> [Required work]: Your answer must be an exact copy of the lines from the one containing "Enumerate this screenshot's" through the last line of the records below, with no pictures; please include nothing else.

─── Task input ───

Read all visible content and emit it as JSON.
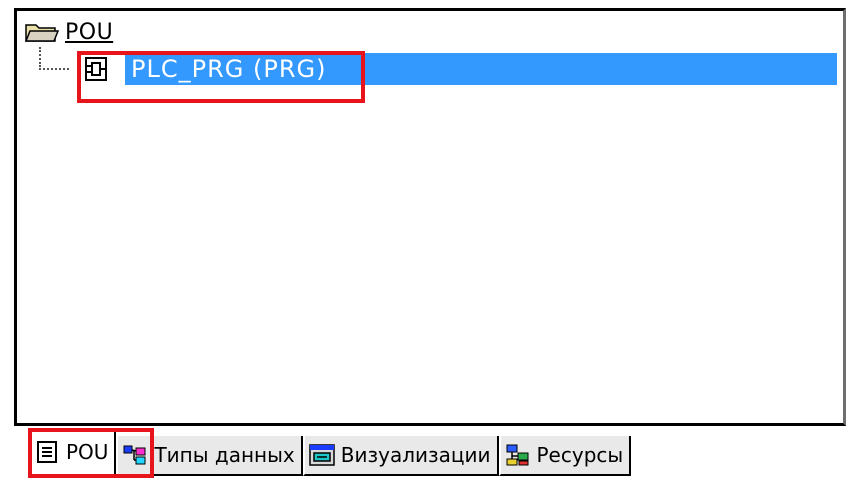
{
  "tree": {
    "root_label": "POU",
    "items": [
      {
        "label": "PLC_PRG (PRG)",
        "selected": true
      }
    ]
  },
  "tabs": [
    {
      "label": "POU",
      "active": true,
      "icon": "document-icon"
    },
    {
      "label": "Типы данных",
      "active": false,
      "icon": "datatypes-icon"
    },
    {
      "label": "Визуализации",
      "active": false,
      "icon": "visualization-icon"
    },
    {
      "label": "Ресурсы",
      "active": false,
      "icon": "resources-icon"
    }
  ],
  "colors": {
    "selection": "#3399ff",
    "highlight_box": "#e8141c"
  }
}
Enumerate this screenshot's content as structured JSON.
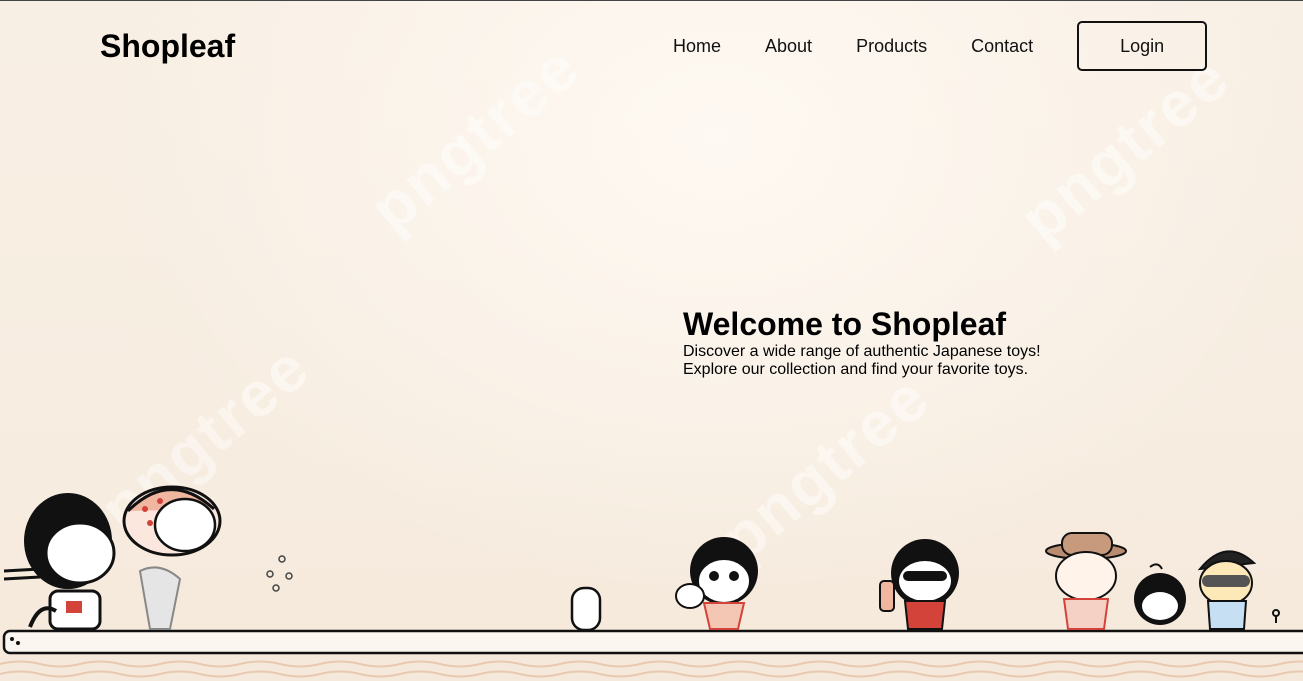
{
  "header": {
    "brand": "Shopleaf",
    "nav": [
      "Home",
      "About",
      "Products",
      "Contact"
    ],
    "login_label": "Login"
  },
  "hero": {
    "title": "Welcome to Shopleaf",
    "description": "Discover a wide range of authentic Japanese toys! Explore our collection and find your favorite toys."
  },
  "colors": {
    "background": "#f7eee2",
    "text": "#000000",
    "button_border": "#111111"
  }
}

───

> [Exercise output]:
Enumerate this screenshot's content as structured JSON.
{
  "header": {
    "brand": "Shopleaf",
    "nav": [
      "Home",
      "About",
      "Products",
      "Contact"
    ],
    "login_label": "Login"
  },
  "hero": {
    "title": "Welcome to Shopleaf",
    "description": "Discover a wide range of authentic Japanese toys! Explore our collection and find your favorite toys."
  },
  "colors": {
    "background": "#f7eee2",
    "text": "#000000",
    "button_border": "#111111"
  }
}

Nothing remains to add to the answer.